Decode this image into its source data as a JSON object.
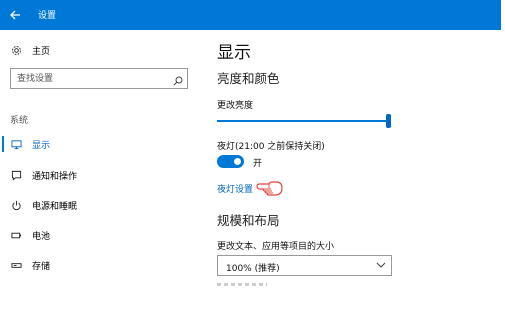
{
  "window": {
    "title": "设置"
  },
  "sidebar": {
    "home_label": "主页",
    "search_placeholder": "查找设置",
    "section_label": "系统",
    "items": [
      {
        "label": "显示",
        "icon": "monitor-icon",
        "active": true
      },
      {
        "label": "通知和操作",
        "icon": "notification-icon",
        "active": false
      },
      {
        "label": "电源和睡眠",
        "icon": "power-icon",
        "active": false
      },
      {
        "label": "电池",
        "icon": "battery-icon",
        "active": false
      },
      {
        "label": "存储",
        "icon": "storage-icon",
        "active": false
      }
    ]
  },
  "main": {
    "title": "显示",
    "brightness_section": "亮度和颜色",
    "brightness_label": "更改亮度",
    "brightness_value": 1.0,
    "night_light_label": "夜灯(21:00 之前保持关闭)",
    "night_light_state": "开",
    "night_light_link": "夜灯设置",
    "scale_section": "规模和布局",
    "scale_label": "更改文本、应用等项目的大小",
    "scale_value": "100% (推荐)"
  },
  "colors": {
    "accent": "#0078d7",
    "link": "#0067c0"
  }
}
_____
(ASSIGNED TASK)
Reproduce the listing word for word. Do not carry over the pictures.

(RESULT OF THE EXERCISE)
Decode this image into its source data as a JSON object.
{
  "window": {
    "title": "设置"
  },
  "sidebar": {
    "home_label": "主页",
    "search_placeholder": "查找设置",
    "section_label": "系统",
    "items": [
      {
        "label": "显示",
        "icon": "monitor-icon",
        "active": true
      },
      {
        "label": "通知和操作",
        "icon": "notification-icon",
        "active": false
      },
      {
        "label": "电源和睡眠",
        "icon": "power-icon",
        "active": false
      },
      {
        "label": "电池",
        "icon": "battery-icon",
        "active": false
      },
      {
        "label": "存储",
        "icon": "storage-icon",
        "active": false
      }
    ]
  },
  "main": {
    "title": "显示",
    "brightness_section": "亮度和颜色",
    "brightness_label": "更改亮度",
    "brightness_value": 1.0,
    "night_light_label": "夜灯(21:00 之前保持关闭)",
    "night_light_state": "开",
    "night_light_link": "夜灯设置",
    "scale_section": "规模和布局",
    "scale_label": "更改文本、应用等项目的大小",
    "scale_value": "100% (推荐)"
  },
  "colors": {
    "accent": "#0078d7",
    "link": "#0067c0"
  }
}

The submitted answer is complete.